Trailing Blackberry – Native Plant Spotlight

Trailing Blackberry/Dewberry (Rubus ursinus)

Trailing Blackberry Native Plant SpotlightTrailing Blackberry (Rubus ursinus)

The only blackberry plant native to Washington, Trailing blackberry (Rubus ursinus) is pleasant, delicious, and ecologically-friendly, making it the optimal choice for any berry-lover’s outdoor space.

A tame version of its invasive sister Himalayan blackberry, Trailing blackberry’s dainty mint or red-colored vines won’t overtake your yard and outcompete other landscaping. Instead, this variety of blackberry will offer berries whose sweetness has been noted as culinary favorite, and the best ingredient for blackberry jam, pie and cocktail syrup.

Like other native plants, Trailing blackberry is distinguished by its durable and resilient qualities as well as its compatibility with local flora and fauna. It is classified as a low growing, trailing, or climbing evergreen shrub, making it the ideal ground cover plant suitable to the tastes of humans and wildlife.

You might want to try this recipe for pie:

Blackberry Pie

Standard pie crust (from scratch or store-bought)
1 blackberries (trailing blackberries preferred)
2.5 tablespoons tapioca
1 cup sugar (more if you have a sweet tooth)

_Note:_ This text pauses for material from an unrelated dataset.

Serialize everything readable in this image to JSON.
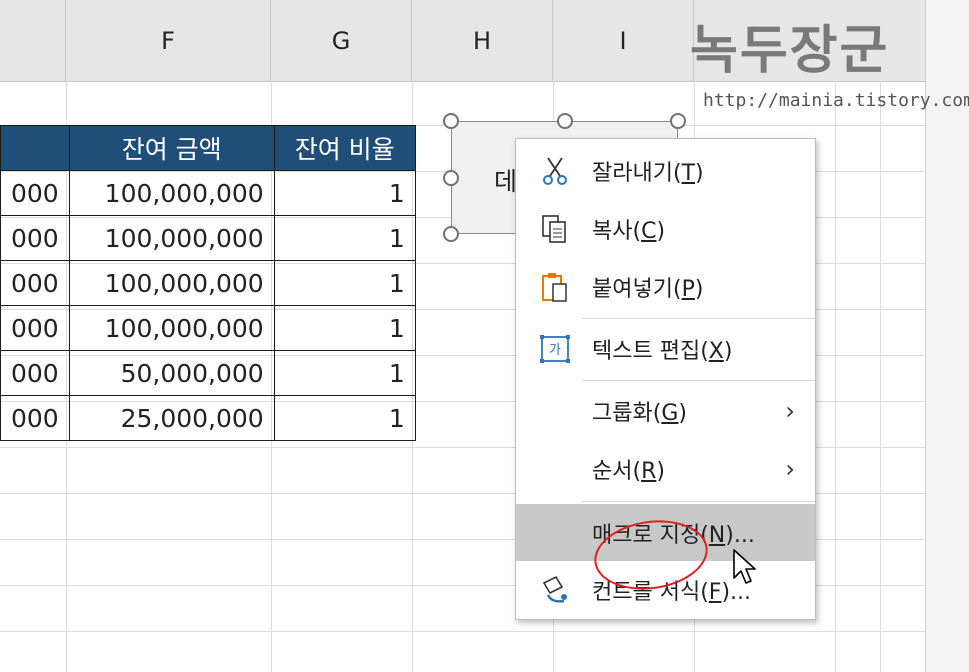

Preheat oven to 400°F. Roll out pie crust. Place crust in pan. Mix berries, tapioca and sugar, place in pie shell, then cover with the top pie crust and seal around the edges of the pan. With a knife, cut a few vents in the top crust. Place pie pan on a cookie sheet (to prevent overflowing onto bottom of oven). Bake at 400°F for 20 minutes, then reduce heat to 350°F and bake for an additional 40 minutes. Remove from oven and allow to cool before serving

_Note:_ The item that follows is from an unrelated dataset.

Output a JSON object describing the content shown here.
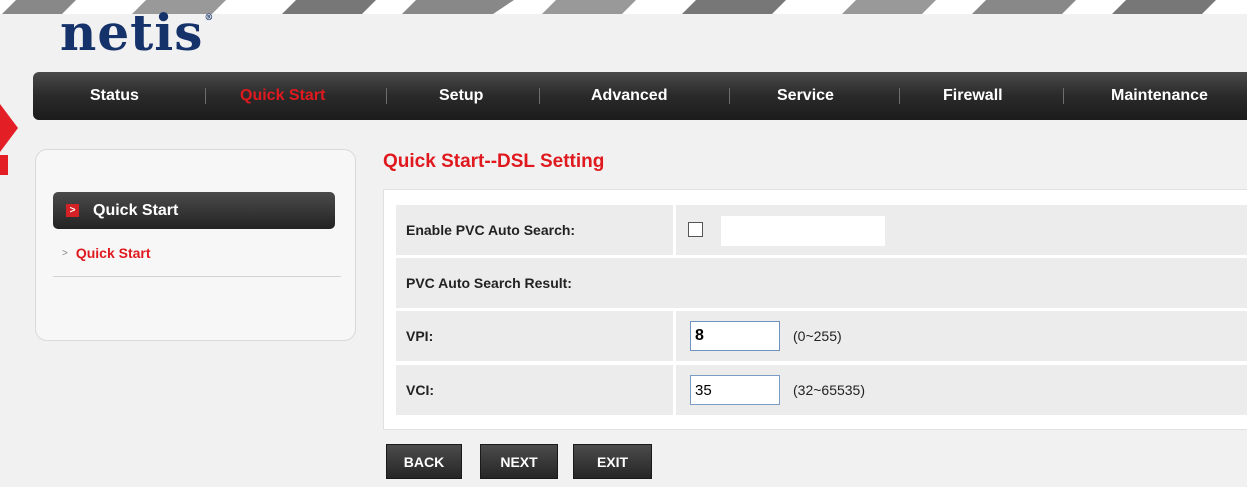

The best of its kind, make sure to pick up some Trailing blackberry at this year’s native plant sale.

Chloe Steffes, 2023-2024 AmeriCorps Education Specialist


Sources:
King County
The Seattle Times

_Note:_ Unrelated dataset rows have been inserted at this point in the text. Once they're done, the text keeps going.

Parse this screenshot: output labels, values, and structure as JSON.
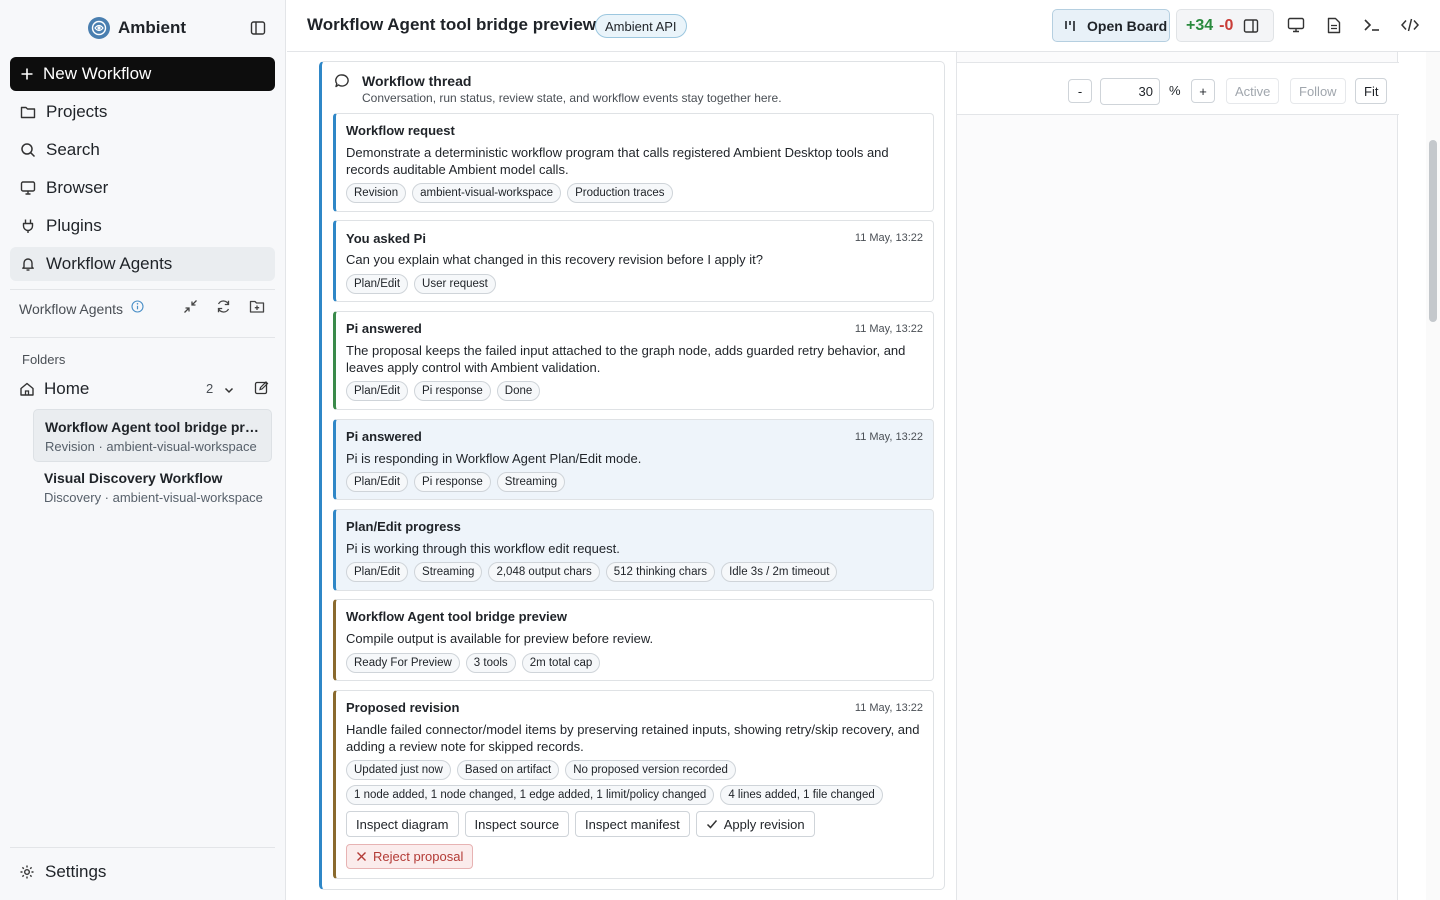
{
  "app": {
    "name": "Ambient"
  },
  "sidebar": {
    "new_workflow": "New Workflow",
    "nav": [
      {
        "label": "Projects",
        "icon": "folder-icon"
      },
      {
        "label": "Search",
        "icon": "search-icon"
      },
      {
        "label": "Browser",
        "icon": "monitor-icon"
      },
      {
        "label": "Plugins",
        "icon": "plug-icon"
      },
      {
        "label": "Workflow Agents",
        "icon": "bell-icon",
        "active": true
      }
    ],
    "section_title": "Workflow Agents",
    "folders_label": "Folders",
    "home": {
      "label": "Home",
      "count": "2"
    },
    "workflows": [
      {
        "title": "Workflow Agent tool bridge preview",
        "subtitle": "Revision · ambient-visual-workspace",
        "selected": true
      },
      {
        "title": "Visual Discovery Workflow",
        "subtitle": "Discovery · ambient-visual-workspace",
        "selected": false
      }
    ],
    "settings": "Settings"
  },
  "topbar": {
    "title": "Workflow Agent tool bridge preview",
    "badge": "Ambient API",
    "open_board": "Open Board",
    "diff_add": "+34",
    "diff_del": "-0"
  },
  "thread": {
    "title": "Workflow thread",
    "subtitle": "Conversation, run status, review state, and workflow events stay together here.",
    "cards": [
      {
        "title": "Workflow request",
        "time": "",
        "body": "Demonstrate a deterministic workflow program that calls registered Ambient Desktop tools and records auditable Ambient model calls.",
        "chips": [
          "Revision",
          "ambient-visual-workspace",
          "Production traces"
        ]
      },
      {
        "title": "You asked Pi",
        "time": "11 May, 13:22",
        "body": "Can you explain what changed in this recovery revision before I apply it?",
        "chips": [
          "Plan/Edit",
          "User request"
        ]
      },
      {
        "title": "Pi answered",
        "time": "11 May, 13:22",
        "body": "The proposal keeps the failed input attached to the graph node, adds guarded retry behavior, and leaves apply control with Ambient validation.",
        "chips": [
          "Plan/Edit",
          "Pi response",
          "Done"
        ]
      },
      {
        "title": "Pi answered",
        "time": "11 May, 13:22",
        "body": "Pi is responding in Workflow Agent Plan/Edit mode.",
        "chips": [
          "Plan/Edit",
          "Pi response",
          "Streaming"
        ]
      },
      {
        "title": "Plan/Edit progress",
        "time": "",
        "body": "Pi is working through this workflow edit request.",
        "chips": [
          "Plan/Edit",
          "Streaming",
          "2,048 output chars",
          "512 thinking chars",
          "Idle 3s / 2m timeout"
        ]
      },
      {
        "title": "Workflow Agent tool bridge preview",
        "time": "",
        "body": "Compile output is available for preview before review.",
        "chips": [
          "Ready For Preview",
          "3 tools",
          "2m total cap"
        ]
      },
      {
        "title": "Proposed revision",
        "time": "11 May, 13:22",
        "body": "Handle failed connector/model items by preserving retained inputs, showing retry/skip recovery, and adding a review note for skipped records.",
        "chips": [
          "Updated just now",
          "Based on artifact",
          "No proposed version recorded"
        ],
        "chips2": [
          "1 node added, 1 node changed, 1 edge added, 1 limit/policy changed",
          "4 lines added, 1 file changed"
        ],
        "buttons": [
          "Inspect diagram",
          "Inspect source",
          "Inspect manifest",
          "Apply revision"
        ],
        "reject": "Reject proposal"
      }
    ]
  },
  "canvas": {
    "zoom_minus": "-",
    "zoom_value": "30",
    "zoom_unit": "%",
    "zoom_plus": "+",
    "active": "Active",
    "follow": "Follow",
    "fit": "Fit"
  }
}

Recipe Credit: Adapted from Hope Hughes recipe in The Pacific Northwest Berry Book by Bob Krumm and James Krumm

Featured Photo Credit: CAJC, CC BY-SA 2.0, via Wikimedia Commons

Translate »